If you bring a court action, the only remedies you can obtain are damages, a final injunction to prevent repetition of the allegations, and payment of your legal costs.
However, most claims are resolved without the cases going all the way to trial. Through a negotiated settlement you may be able to obtain a published apology or a statement in open court that can be valuable in helping to vindicate your reputation.
The internet means that if one is the subject of a defamatory publication, this may be picked up and republished on obscure and hard-to-trace websites, often based abroad. One has to be realistic in what one can achieve in taking action; it is not always possible or commercially realistic to cleanse the Internet of all the offending material you object to.
Under article 8 of the European Convention on Human Rights, everyone has the right to respect for his private and family life, his home and his correspondence. If information in relation to which you have a reasonable expectation of privacy has been disclosed, or there is a threat of disclosure, then you may be able to take action.

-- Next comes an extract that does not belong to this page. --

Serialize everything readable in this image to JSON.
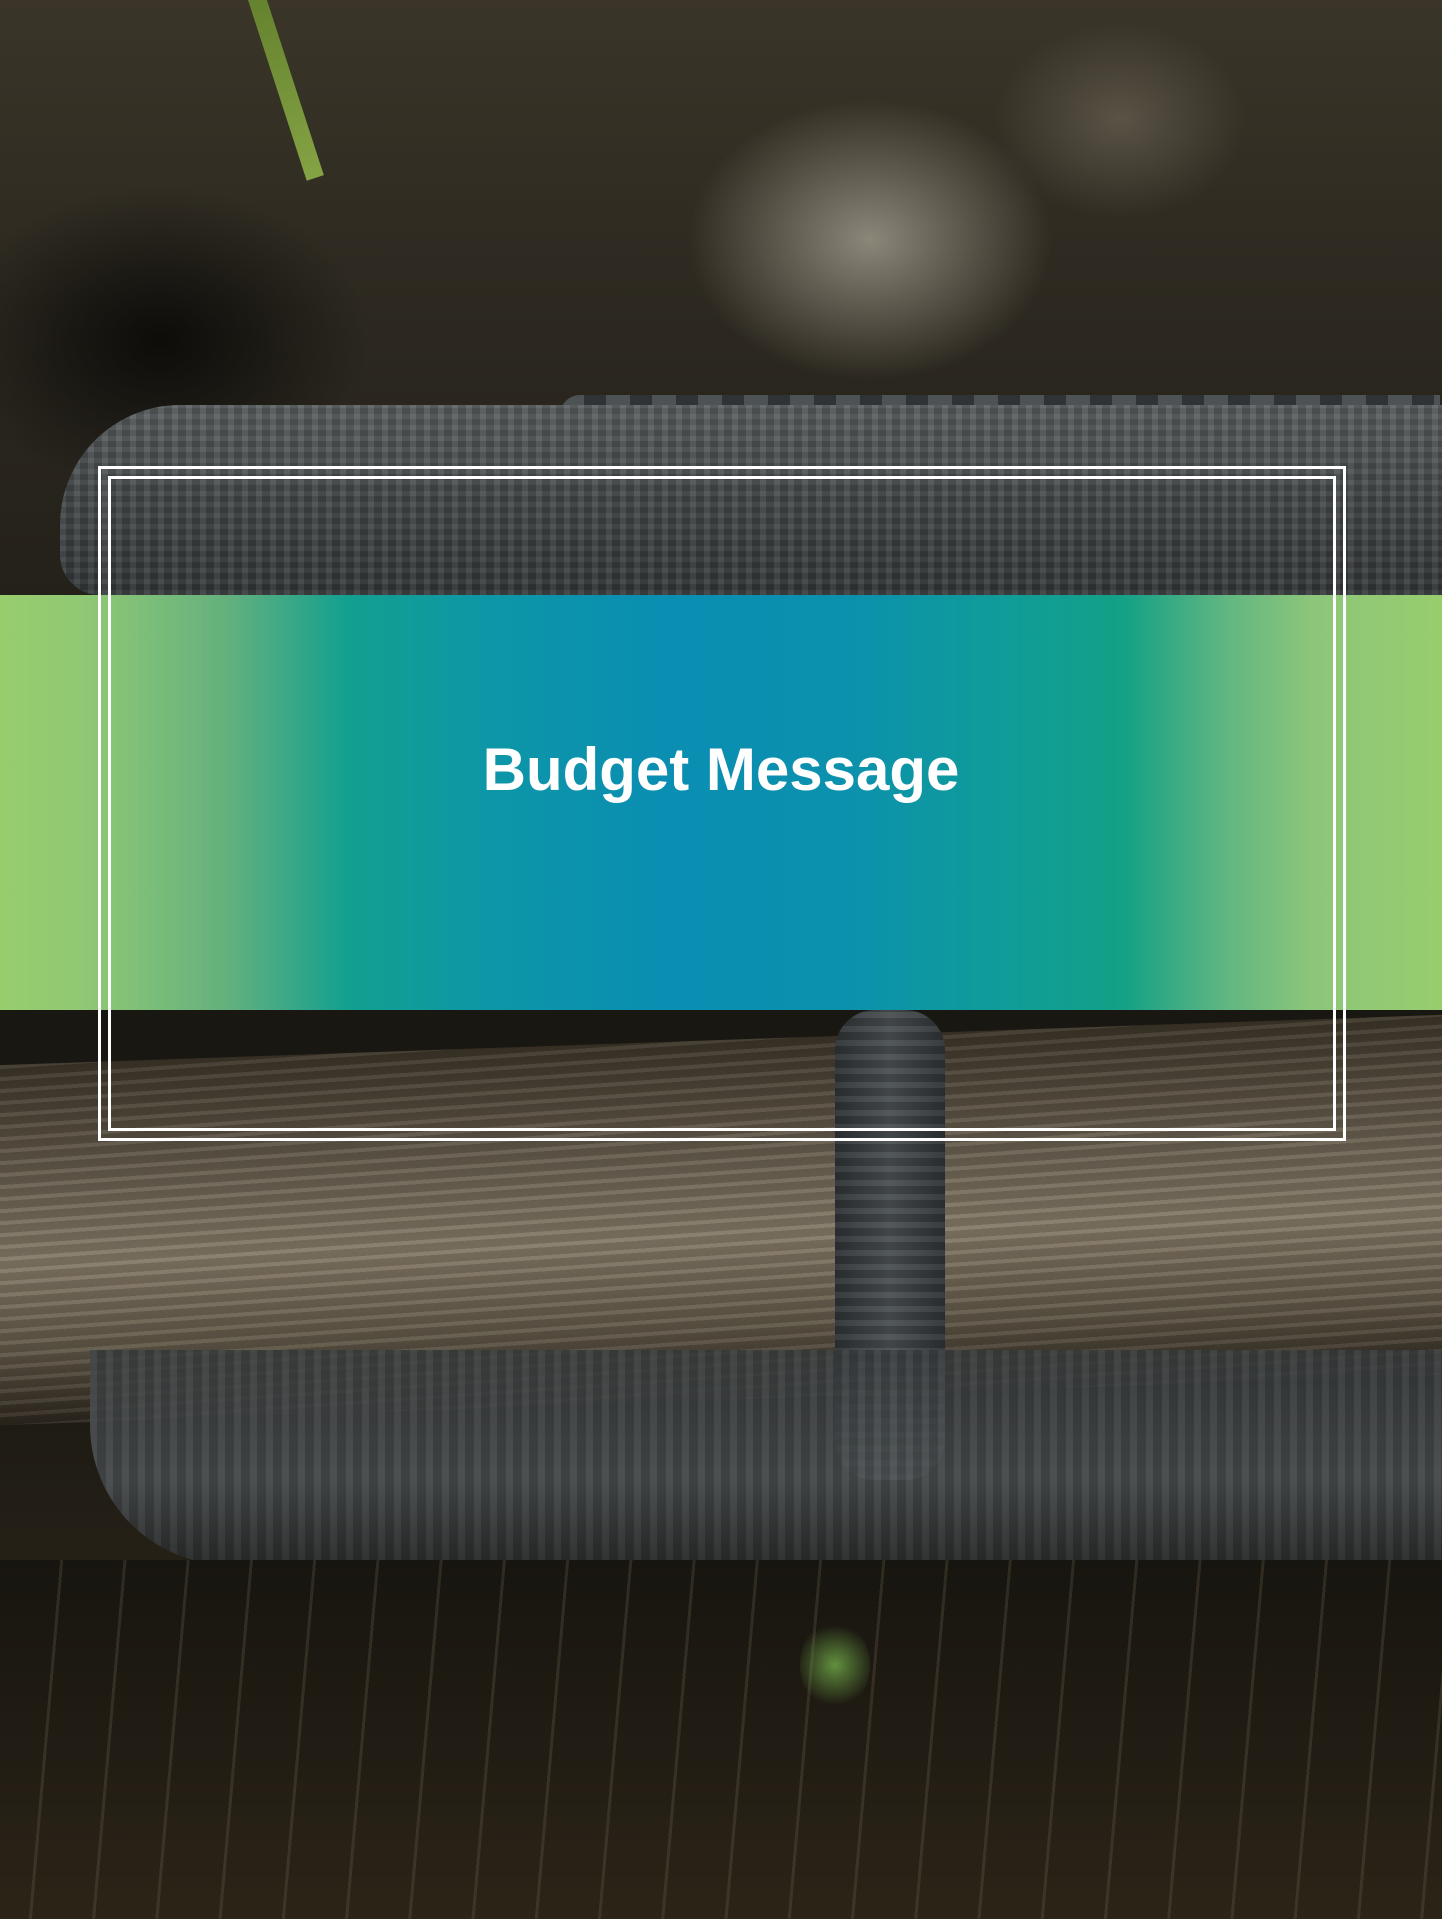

A court will look at the circumstances of each particular case, and it is clear that certain types of information (for example, medical, sexual and information concerning children) are regarded as particularly worthy of protection.
Although perhaps less common, a sporting professional could find themselves subject to a claim if they disclose private material about another individual, for example, on social media or in an interview or biography.
Prevention is better than cure and if one obtains advance notice of a potential disclosure of private information, then it may be possible to obtain an injunction preventing the publication of the private material.
After an infringement of your privacy has taken place, court action can be brought for damages, a final injunction and costs. In some circumstances, where for example there has been disclosure to a limited number of third parties, it may also be possible to obtain an interim injunction to prevent wider publication.
Promptly submit a written or emailed complaint about any offending material to the appropriate person/organisation responsible for its publication, ask for its immediate removal (if it is online) and request any other remedies you seek. If this does not yield a satisfactory outcome then you may need to turn to a lawyer to take matters further.
Immediately remove the material complained of (if it is online), so that you mitigate any damage that might be caused to the target of the material (you can do this without necessarily admitting liability) and then take urgent legal advice. Deletion of any online material will not necessarily mean the end to a claim against you, particularly where it has already been seen or republished by others.
 Defamation Act 2013, Section 1, http://www.legislation.gov.uk/ukpga/2013/26/contents/enacted
 Defamation Act 2013, Section 2
 Defamation Act 2013, Section 3
 Defamation Act 2013, Section 4
 Human Rights Act 1998 incorporated the European Convention on Human Rights into the laws of England and Wales by providing a statutory remedy (via the operation of sections 6 and 7) against public authorities for breaches of convention rights, http://www.echr.coe.int/Documents/Convention_ENG.pdf